I was going to write some stuff about the Cruise, but after going back and looking at my previous two posts it appears that I covered most of it. When I posted my second entry, we were looking forward to a food tour in Punta Cana, on the Dominican Republic. That turned out to be a huge disappointment as it was cancelled the night before (I’m guessing due to lack of participation), and as we had a lie-in and only got to shore mid-morning, we were further disappointed to discover that there’s pretty much nothing to do, unless you get to shore first thing and go on a multi-hour excursion.
The only thing I have to say is that it was very hot.
The Bahamas though, that was awesome. We took a trip out to a Coral Reef (the cheaper trip on the jankier boat, but I think we ended up in the same spot as the others either way) and went snorkeling. I’m not a fan of the sea (it terrifies me) and I’m a crap swimmer, but even so this was something magical. I encourage anybody with the opportunity to do it to seize it with both hands and if, like me, you are a terrible swimmer, just remember that nobody will judge you for using the offered buoyancy aids!
Anywho, without further ado here’s the link to my favourite pictures. I’ve included a few below the line.

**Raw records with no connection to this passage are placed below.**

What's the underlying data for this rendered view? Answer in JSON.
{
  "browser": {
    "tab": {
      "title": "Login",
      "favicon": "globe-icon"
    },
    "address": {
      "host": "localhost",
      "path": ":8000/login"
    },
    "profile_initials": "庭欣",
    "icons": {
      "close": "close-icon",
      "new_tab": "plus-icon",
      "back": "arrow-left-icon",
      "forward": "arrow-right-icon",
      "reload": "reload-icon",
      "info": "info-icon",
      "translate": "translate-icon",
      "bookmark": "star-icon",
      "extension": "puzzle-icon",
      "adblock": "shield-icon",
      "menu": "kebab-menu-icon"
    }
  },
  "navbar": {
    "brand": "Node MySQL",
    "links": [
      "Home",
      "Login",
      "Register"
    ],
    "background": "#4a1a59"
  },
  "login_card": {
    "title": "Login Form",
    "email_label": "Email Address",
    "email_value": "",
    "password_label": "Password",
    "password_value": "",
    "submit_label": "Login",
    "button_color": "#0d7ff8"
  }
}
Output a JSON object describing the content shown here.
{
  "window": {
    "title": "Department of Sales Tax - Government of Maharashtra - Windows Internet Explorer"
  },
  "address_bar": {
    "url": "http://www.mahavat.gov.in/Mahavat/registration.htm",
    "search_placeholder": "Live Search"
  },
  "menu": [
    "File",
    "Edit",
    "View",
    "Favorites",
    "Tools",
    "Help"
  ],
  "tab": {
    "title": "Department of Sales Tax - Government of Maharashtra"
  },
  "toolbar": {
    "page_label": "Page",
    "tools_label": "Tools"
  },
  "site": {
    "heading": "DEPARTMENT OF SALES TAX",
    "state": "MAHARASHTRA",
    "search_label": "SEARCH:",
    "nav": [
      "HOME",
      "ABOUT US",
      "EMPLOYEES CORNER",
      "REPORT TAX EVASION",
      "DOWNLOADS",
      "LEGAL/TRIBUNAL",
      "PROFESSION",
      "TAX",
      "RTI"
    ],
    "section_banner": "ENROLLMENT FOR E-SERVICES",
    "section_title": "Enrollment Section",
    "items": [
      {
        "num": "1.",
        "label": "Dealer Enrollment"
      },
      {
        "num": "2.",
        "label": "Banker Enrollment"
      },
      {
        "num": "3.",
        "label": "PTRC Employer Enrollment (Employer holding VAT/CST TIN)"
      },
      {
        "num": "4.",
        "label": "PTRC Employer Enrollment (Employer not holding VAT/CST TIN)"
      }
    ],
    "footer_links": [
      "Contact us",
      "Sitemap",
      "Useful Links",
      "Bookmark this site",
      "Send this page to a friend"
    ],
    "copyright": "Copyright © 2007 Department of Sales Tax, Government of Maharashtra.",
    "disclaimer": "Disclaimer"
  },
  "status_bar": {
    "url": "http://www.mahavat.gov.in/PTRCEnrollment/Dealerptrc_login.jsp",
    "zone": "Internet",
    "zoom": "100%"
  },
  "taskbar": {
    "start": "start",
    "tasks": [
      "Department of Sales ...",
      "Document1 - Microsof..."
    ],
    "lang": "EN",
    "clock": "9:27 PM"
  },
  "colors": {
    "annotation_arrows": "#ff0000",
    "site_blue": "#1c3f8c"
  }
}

Continue reading “Cruise Pictures”
I’ve made no secret of my general distaste for Facebook, or the fact that I quit some time ago (to all intents and purposes anyway). It’s still be useful, however, to get this content out to my friends and family.
A few weeks back I started to notice that I was logged out, and was required to enter a PIN from my phone to get back in. Thanks to an incredibly dumb UX decision by Facebook, I struggled with that for a few days, but eventually got the info entered. At this stage, I was asked to upload an image of myself for verification. I grabbed the first image I had available (a professional work picture that my colleague says makes me look “like a German porn star”) and uploaded it.
I then came to log in at some point a week or so later, to find that my account was disabled. Once your account is disabled, you’re pretty much screwed from what I can tell. You can lodge an appeal – which I did – and get nothing back. No confirmation that the appeal was lodged, no notice that anybody has read it, no sense of whether it’s been approved or denied. No dialogue whatsoever.
I lodged another appeal this evening but, if I don’t hear anything from that, I give up. I didn’t particularly want to be on the platform to begin with, but if they’re going to ban the account with no warning and give me no options to recover it, then I don’t see why I should deal with them at all.
It’s that time. Time to talk about the Big H. No, not Harvey Weinstein, the other thing. Homesickness.
A few months ago I dumped a bunch of potential titles for posts into my Drafts folder to remind me what I had ideas about. One title was simply Homesickness, and AJ said “Well, you can’t write about that yet, because you haven’t gotten over it.”
I think I’ve been truly homesick just once before, back in September 2003 (or was it October?) when my family drove me the three hours from Wales to Manchester, and dumped me there. I remember feeling a profound sense of loss that day when they drove away, leaving me living on my own for the first time ever. This experience has been wholly different, for obvious reasons.
Continue reading “Homesickness”
If you know me, you’ll know that I like my tech. I’ve worked in the sector for twelve years now (actually I think it’s coming up to thirteen … yikes) and have paddled in the seas of tech experimentation at various depths over the years.
After my abortive university escapade, I had my water-cooled custom-cased gaming rig, as well as my own Exchange and Web server. I cared about tenths of degrees of my CPU and GPU, how fast my RAM was clocked, and could tell the difference between a 5400 and 7200RPM spinning disk.
It’s not quite like that anymore.
Continue reading “Smarter than the Average Home”